Balm Skincare is creating a cleanse-tone-moisturize routine free of chemical stabilizers, synthetics or preservatives, and full of raw and organic ingredients.
Two main products make up the first part of the routine: cleansers and buffing grains.
“They are typically used in combination with each other,” says Founder Lindsey Moeller.
Raw honey, organic aloe vera, vitamin E and citric acid make the ingredient list for the cleanser, while buffing grains are made up of things like organic oats, kaolin clay and almonds. A toning water with apple cider vinegar and witch hazel, and a face cream with organic sweet almond oil, organic apricot seed oil, aloe vera and cocoa butter round out the skincare routine. Herbs and active ingredients are added to base formulas to create variations for Balm’s products.
With raw and organic ingredients, “We have to educate our consumer base that there are shelf lives to these,” Moeller says. For that reason, “Everything is made fresh. It’s made to order.”
Balm is also transparent about what that costs, breaking down the cost of each product by ingredients, labor, eco-packaging and transportation. Moeller says she knows their prices might seem on the higher end, but much of it correlates to the high quality of the ingredients.
“That comes with a little bit of a price tag,” she says. “I just think it’s fair for our consumers to understand that.”
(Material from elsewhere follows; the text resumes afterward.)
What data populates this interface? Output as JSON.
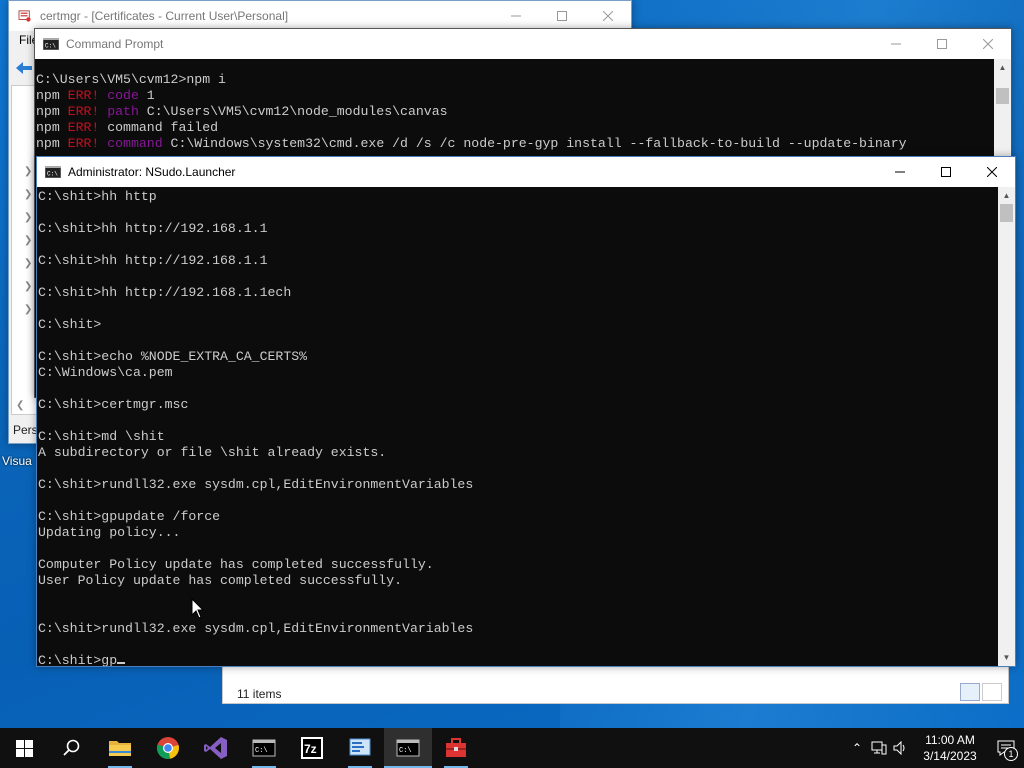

Balm products are similar to the ones Moeller was making for herself. Her path to more alternative lifestyles and natural products was forged following her mother’s cancer diagnosis. After conventional treatments didn’t work, “We just had no other option but to look somewhere else,” Moeller says.
While alternative treatments weren’t enough to cure her mother, she did see much progress, and it left Moeller with the realization this was her world. This is what she needed to be doing.
Moeller began studying herbalism, eventually transferring those skills into opening an herbal laboratory. One of the biggest issues she and her family found through exploring alternative medicine and visiting different institutes, was that it was easy to find products on-site, but when left to their own devices, it was difficult to find the ingredients, and even natural practitioners, to continue certain treatments. Calling on her degrees in biology and molecular genetics and experience working in a lab during school, and her cousin’s career as a pharmacist, the duo opened Botavi Labs.
Moeller explains that the lab provided essentially an herbal pharmacy where they could source and prepare herbal remedies for patients of natural practitioners. It also acts as the production center for Balm Skincare, giving the lab a direct to consumer outlet.
Moeller partnered with a previous coworker, Katie Schacht, who took on a marketing and operations role, to launch the business of Balm Skincare on Cyber Monday.
“I wanted to be a part of Balm because I believe in the mission of encouraging naturally healthy lifestyles, and skincare is a great first step,” Schact says.
The duo turned to many of the available local business-building resources to help get the bootstrapped operation off the ground, touching base with everyone from the city’s small business concierge, Ryan Schick, to SCORE, to ECDI, to Ryan Frederick. Moeller says that if one connection didn’t have the right resources, they’ve been able to refer her to someone who might.
For now, Balm’s products are available primarily online since they are made to order. Because of the shelf life, stocking at storefronts does present a challenge, but can be made possible through transparency and closely monitoring inventory.
Moeller and Schact are working on a few other ways to get Balm Skincare products to customers.
“I really want to stick with this line first and substantiate that,” Moeller says, but plans are in the works for sample packs so customers can more readily test the products, as well as a subscription service that keeps fresh products coming at regular intervals.
For more information, visit balm-skincare.com.